How to complete this task: Tally how many lines in the data hold the word "kind", and give the result with no other text.

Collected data
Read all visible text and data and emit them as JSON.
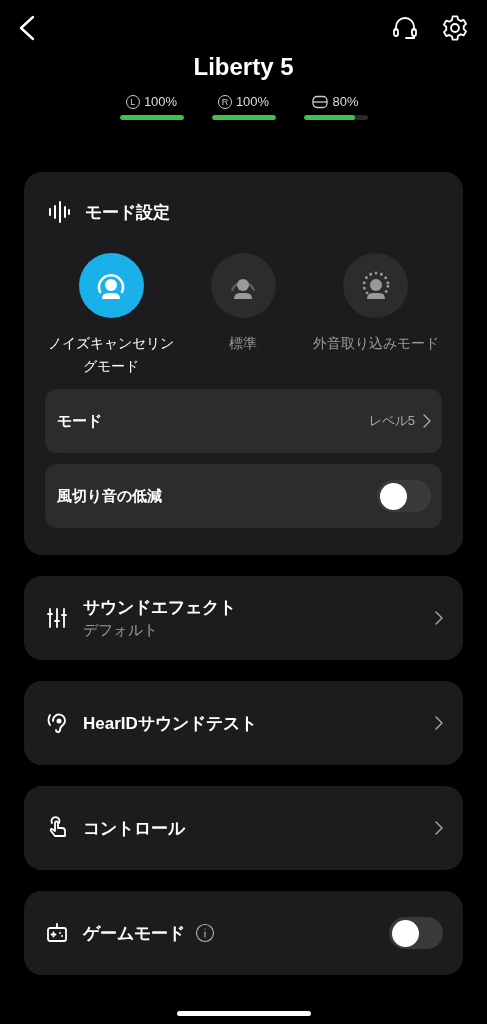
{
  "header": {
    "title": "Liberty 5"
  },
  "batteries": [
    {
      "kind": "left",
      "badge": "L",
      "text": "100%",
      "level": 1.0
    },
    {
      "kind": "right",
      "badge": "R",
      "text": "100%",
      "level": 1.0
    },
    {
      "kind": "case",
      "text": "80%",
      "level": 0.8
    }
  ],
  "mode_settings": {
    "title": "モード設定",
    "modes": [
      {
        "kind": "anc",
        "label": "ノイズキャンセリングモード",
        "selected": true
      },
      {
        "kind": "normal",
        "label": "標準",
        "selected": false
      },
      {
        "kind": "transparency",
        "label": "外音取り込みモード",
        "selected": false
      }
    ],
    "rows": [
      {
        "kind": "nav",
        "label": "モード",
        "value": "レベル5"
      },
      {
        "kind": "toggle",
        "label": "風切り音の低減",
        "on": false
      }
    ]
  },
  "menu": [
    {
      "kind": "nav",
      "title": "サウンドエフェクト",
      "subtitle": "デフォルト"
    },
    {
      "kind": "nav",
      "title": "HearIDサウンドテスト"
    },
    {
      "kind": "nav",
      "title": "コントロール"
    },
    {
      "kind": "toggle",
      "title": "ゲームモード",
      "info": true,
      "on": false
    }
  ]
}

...

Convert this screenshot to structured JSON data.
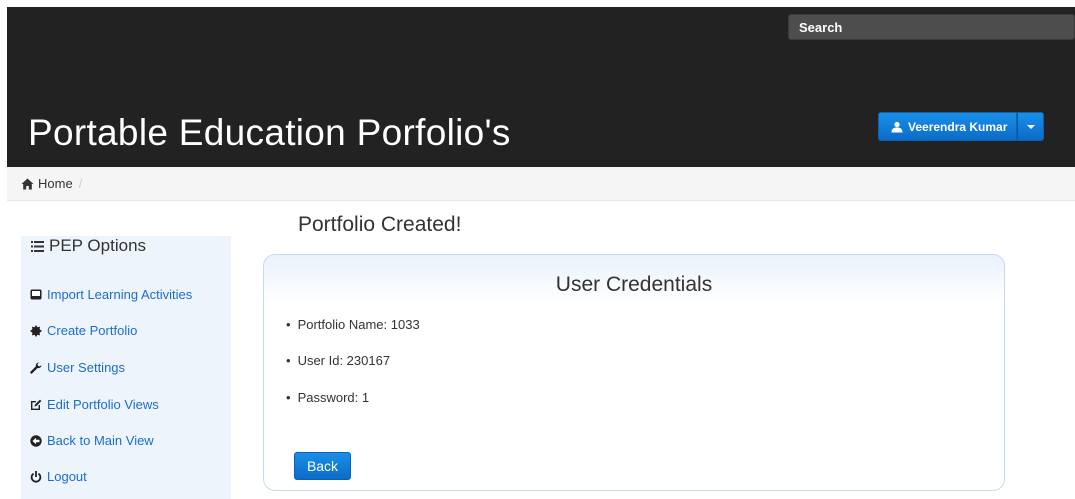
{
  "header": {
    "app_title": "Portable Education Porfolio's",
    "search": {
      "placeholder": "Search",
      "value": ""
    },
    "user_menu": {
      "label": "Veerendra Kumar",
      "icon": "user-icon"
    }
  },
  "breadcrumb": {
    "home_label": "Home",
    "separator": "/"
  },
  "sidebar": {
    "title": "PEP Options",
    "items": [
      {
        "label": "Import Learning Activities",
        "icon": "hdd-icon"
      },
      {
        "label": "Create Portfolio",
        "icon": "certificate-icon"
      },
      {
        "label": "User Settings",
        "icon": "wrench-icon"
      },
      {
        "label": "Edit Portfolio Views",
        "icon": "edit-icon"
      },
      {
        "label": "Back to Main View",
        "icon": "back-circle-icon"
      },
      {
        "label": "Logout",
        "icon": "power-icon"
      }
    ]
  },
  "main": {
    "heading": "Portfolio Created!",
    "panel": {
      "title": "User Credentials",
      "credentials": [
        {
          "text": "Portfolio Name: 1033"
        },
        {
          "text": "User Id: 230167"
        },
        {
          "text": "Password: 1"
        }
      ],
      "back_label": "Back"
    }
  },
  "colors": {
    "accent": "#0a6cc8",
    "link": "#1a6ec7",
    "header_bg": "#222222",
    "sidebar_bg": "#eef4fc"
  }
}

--

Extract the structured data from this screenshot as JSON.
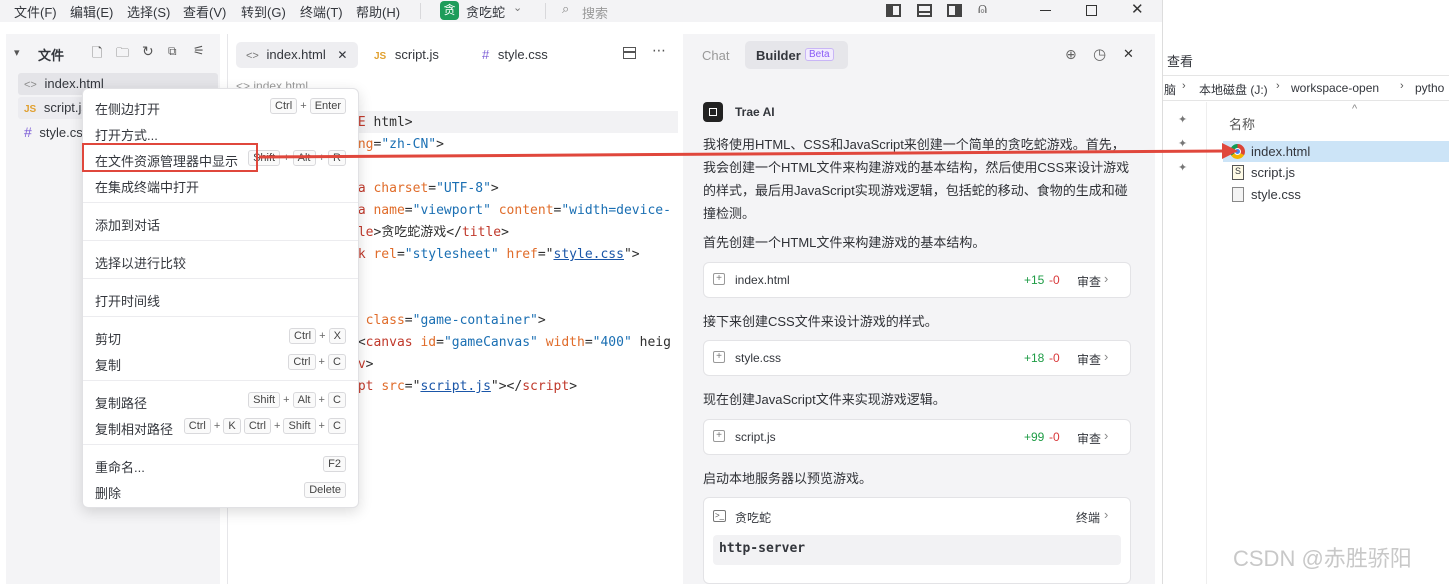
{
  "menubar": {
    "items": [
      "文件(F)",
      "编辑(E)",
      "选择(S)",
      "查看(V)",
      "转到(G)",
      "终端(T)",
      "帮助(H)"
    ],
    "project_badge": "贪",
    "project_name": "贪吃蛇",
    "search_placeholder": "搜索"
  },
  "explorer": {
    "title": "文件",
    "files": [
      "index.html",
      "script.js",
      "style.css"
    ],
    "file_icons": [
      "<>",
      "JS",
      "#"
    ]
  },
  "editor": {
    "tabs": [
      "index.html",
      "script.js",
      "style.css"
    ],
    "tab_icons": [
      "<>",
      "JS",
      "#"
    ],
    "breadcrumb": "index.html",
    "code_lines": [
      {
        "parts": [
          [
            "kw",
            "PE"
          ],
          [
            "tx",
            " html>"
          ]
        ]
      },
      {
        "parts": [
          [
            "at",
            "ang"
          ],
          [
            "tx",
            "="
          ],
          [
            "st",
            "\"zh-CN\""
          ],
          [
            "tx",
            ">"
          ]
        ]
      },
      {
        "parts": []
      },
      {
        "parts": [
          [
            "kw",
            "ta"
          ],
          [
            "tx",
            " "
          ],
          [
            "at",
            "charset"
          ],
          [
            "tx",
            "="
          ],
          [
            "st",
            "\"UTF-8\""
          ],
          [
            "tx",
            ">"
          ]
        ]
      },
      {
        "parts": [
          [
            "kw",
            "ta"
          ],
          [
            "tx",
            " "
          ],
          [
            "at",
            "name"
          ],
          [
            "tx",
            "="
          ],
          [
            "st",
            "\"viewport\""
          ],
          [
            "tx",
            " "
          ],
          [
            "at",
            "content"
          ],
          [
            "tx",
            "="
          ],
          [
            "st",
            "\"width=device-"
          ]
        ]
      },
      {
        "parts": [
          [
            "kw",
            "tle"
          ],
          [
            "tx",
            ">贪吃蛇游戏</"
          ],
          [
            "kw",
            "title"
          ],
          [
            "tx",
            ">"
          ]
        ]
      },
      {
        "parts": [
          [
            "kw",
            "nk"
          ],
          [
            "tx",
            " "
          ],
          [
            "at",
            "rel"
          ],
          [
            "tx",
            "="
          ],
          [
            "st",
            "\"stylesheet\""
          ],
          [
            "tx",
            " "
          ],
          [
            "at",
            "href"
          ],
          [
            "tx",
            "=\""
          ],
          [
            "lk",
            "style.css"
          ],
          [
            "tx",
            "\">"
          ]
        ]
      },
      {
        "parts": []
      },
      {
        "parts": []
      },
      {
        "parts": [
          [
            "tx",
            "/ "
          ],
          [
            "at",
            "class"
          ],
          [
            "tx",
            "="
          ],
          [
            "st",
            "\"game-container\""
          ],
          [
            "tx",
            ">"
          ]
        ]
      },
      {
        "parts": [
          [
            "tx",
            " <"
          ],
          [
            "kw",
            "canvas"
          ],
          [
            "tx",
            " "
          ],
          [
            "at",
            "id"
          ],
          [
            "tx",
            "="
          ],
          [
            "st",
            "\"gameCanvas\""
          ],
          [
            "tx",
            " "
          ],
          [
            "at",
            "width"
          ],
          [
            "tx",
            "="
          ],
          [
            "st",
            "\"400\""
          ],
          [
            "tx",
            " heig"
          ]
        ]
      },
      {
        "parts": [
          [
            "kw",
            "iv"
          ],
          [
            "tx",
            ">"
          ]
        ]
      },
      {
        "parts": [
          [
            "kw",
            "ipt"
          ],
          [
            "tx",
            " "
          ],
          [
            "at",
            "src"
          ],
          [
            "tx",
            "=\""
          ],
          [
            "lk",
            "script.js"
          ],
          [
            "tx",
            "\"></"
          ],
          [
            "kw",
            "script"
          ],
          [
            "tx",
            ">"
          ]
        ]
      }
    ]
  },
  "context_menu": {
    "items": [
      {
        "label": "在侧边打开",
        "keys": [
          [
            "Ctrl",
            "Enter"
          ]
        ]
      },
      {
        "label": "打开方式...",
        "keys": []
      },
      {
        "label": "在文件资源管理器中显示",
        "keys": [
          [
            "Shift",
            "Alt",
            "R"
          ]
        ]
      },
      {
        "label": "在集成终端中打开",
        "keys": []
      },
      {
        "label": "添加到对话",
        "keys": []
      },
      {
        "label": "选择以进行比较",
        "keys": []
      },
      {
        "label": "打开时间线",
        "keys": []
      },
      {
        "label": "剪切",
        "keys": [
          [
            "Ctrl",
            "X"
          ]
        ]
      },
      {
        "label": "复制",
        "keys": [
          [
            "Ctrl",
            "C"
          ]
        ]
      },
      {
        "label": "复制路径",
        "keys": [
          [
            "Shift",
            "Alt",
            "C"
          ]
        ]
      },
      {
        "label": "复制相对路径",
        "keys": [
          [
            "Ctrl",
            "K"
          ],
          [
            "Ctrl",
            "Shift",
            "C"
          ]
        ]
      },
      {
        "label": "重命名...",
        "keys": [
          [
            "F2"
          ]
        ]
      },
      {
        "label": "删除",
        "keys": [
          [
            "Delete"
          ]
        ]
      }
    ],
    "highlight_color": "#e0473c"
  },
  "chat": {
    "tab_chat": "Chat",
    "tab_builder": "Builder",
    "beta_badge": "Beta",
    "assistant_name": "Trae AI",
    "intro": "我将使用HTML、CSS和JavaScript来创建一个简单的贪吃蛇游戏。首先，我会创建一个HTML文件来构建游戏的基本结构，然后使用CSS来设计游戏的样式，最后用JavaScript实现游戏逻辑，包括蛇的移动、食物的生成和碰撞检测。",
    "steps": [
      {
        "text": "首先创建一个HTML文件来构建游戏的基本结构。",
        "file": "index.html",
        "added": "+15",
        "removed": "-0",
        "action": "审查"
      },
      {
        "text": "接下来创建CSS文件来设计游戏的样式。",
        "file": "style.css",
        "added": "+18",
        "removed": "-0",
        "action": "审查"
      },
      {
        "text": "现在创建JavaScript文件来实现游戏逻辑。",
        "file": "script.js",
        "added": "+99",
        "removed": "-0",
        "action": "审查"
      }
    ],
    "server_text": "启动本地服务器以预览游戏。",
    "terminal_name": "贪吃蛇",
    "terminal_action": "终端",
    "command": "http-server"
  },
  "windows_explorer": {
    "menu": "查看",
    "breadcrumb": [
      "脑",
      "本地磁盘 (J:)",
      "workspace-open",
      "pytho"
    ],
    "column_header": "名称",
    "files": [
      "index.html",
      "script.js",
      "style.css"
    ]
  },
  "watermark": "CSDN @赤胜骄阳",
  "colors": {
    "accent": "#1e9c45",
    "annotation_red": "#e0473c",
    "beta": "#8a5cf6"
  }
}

Answer to the problem: 12